As the market becomes more saturated with 10 inch netbooks, the cost of larger laptops continues to fall, and tablets like the Apple iPad compete for market share, I can certainly see why HP and Dell would at least be thinking about focusing their attention elsewhere. The netbook pie might not be as big in 2010/2011 as it was a year or two ago, and who wants to fight for a smaller piece of a smaller pie?
While I think there will still be demand for 10 inch, low cost, low power machines, it wouldn’t be the end of the world for low cost mobile computing enthusiasts if a few of the big PC makers do pull out of the netbook space. After all, the netbook revolution has already done something very important. It got people thinking about price, portability, and performance. The truth is we don’t need every new computer to have the most powerful processor around. If a cheaper processor offers decent performance at a lower cost and also happens to prolong battery life, that’s good enough for many people.
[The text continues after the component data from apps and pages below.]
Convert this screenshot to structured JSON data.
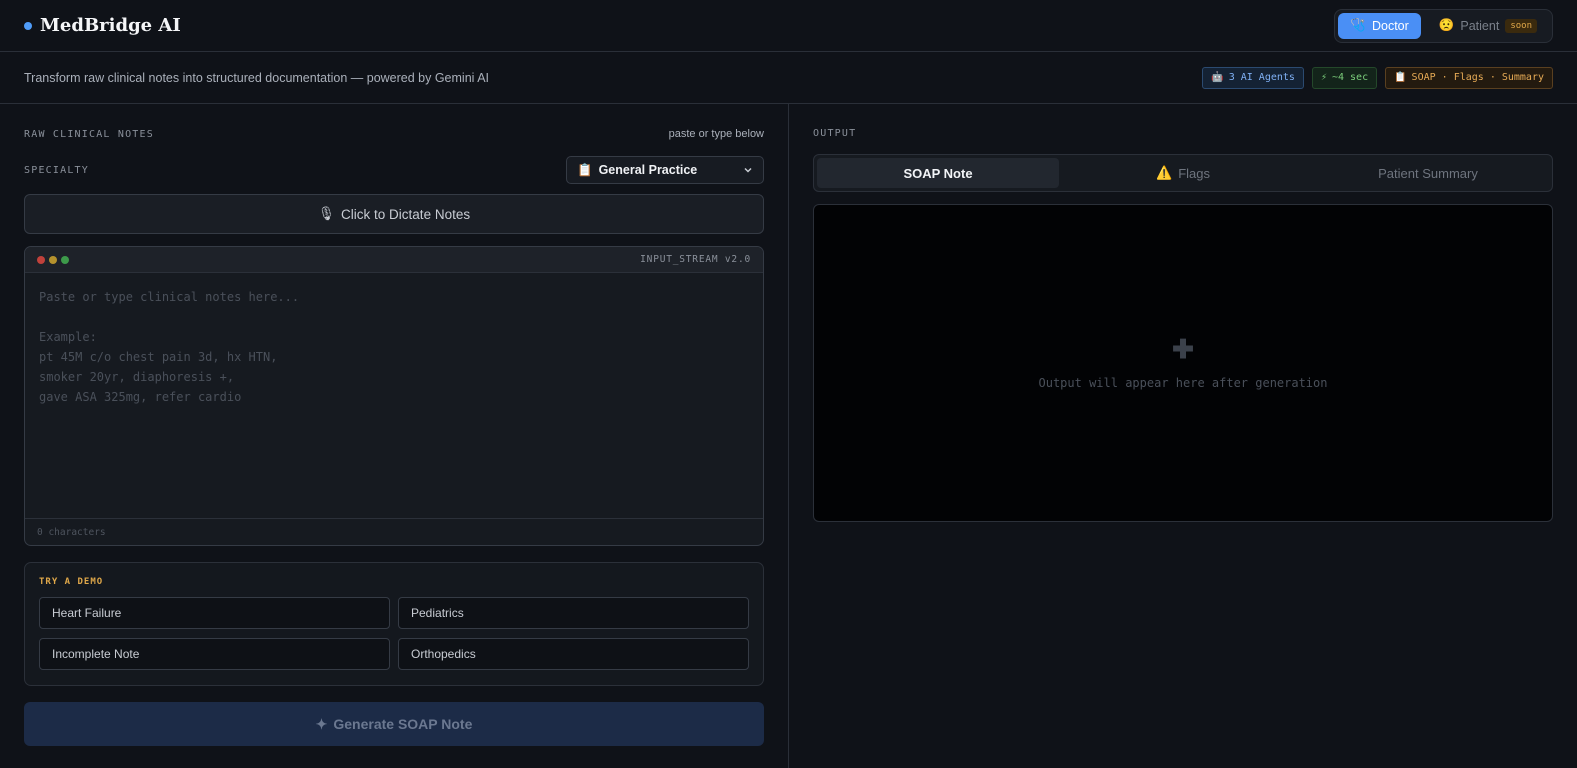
{
  "app": {
    "name": "MedBridge AI",
    "accent": "#4f9cf9"
  },
  "roles": {
    "doctor": {
      "label": "Doctor",
      "icon": "stethoscope-icon"
    },
    "patient": {
      "label": "Patient",
      "badge": "soon",
      "icon": "face-icon"
    }
  },
  "subheader": {
    "tagline": "Transform raw clinical notes into structured documentation — powered by Gemini AI",
    "badges": [
      {
        "label": "3 AI Agents",
        "icon": "robot-icon",
        "color": "#7fb0f5"
      },
      {
        "label": "~4 sec",
        "icon": "lightning-icon",
        "color": "#7ccf7c"
      },
      {
        "label": "SOAP · Flags · Summary",
        "icon": "clipboard-icon",
        "color": "#e6aa55"
      }
    ]
  },
  "input": {
    "section_label": "RAW CLINICAL NOTES",
    "hint": "paste or type below",
    "specialty_label": "SPECIALTY",
    "specialty_value": "General Practice",
    "dictate_label": "Click to Dictate Notes",
    "stream_label": "INPUT_STREAM v2.0",
    "placeholder": "Paste or type clinical notes here...\n\nExample:\npt 45M c/o chest pain 3d, hx HTN,\nsmoker 20yr, diaphoresis +,\ngave ASA 325mg, refer cardio",
    "char_count": "0 characters"
  },
  "demo": {
    "title": "TRY A DEMO",
    "items": [
      "Heart Failure",
      "Pediatrics",
      "Incomplete Note",
      "Orthopedics"
    ]
  },
  "generate_label": "Generate SOAP Note",
  "output": {
    "section_label": "OUTPUT",
    "tabs": [
      {
        "label": "SOAP Note",
        "active": true
      },
      {
        "label": "Flags",
        "icon": "warning-icon"
      },
      {
        "label": "Patient Summary"
      }
    ],
    "empty_text": "Output will appear here after generation"
  }
}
And so we’re seeing a whole new crop of 11 to 12 inch light weight computers with AMD, Intel, and VIA low power chips and price tags between $400 and $700. That’s something we didn’t see in 2006. And if HP and Dell decide they’d rather focus on this class of computer and leave the netbooks to Acer, Asus, Samsung, and others, that’s fine with me.
Update: Dell spokesperson Anne Camden says the DigiTimes report “has no basis in fact,” and that the Dell Inspiron Mini 10 “remains an important member of our mobile platform portfolio.”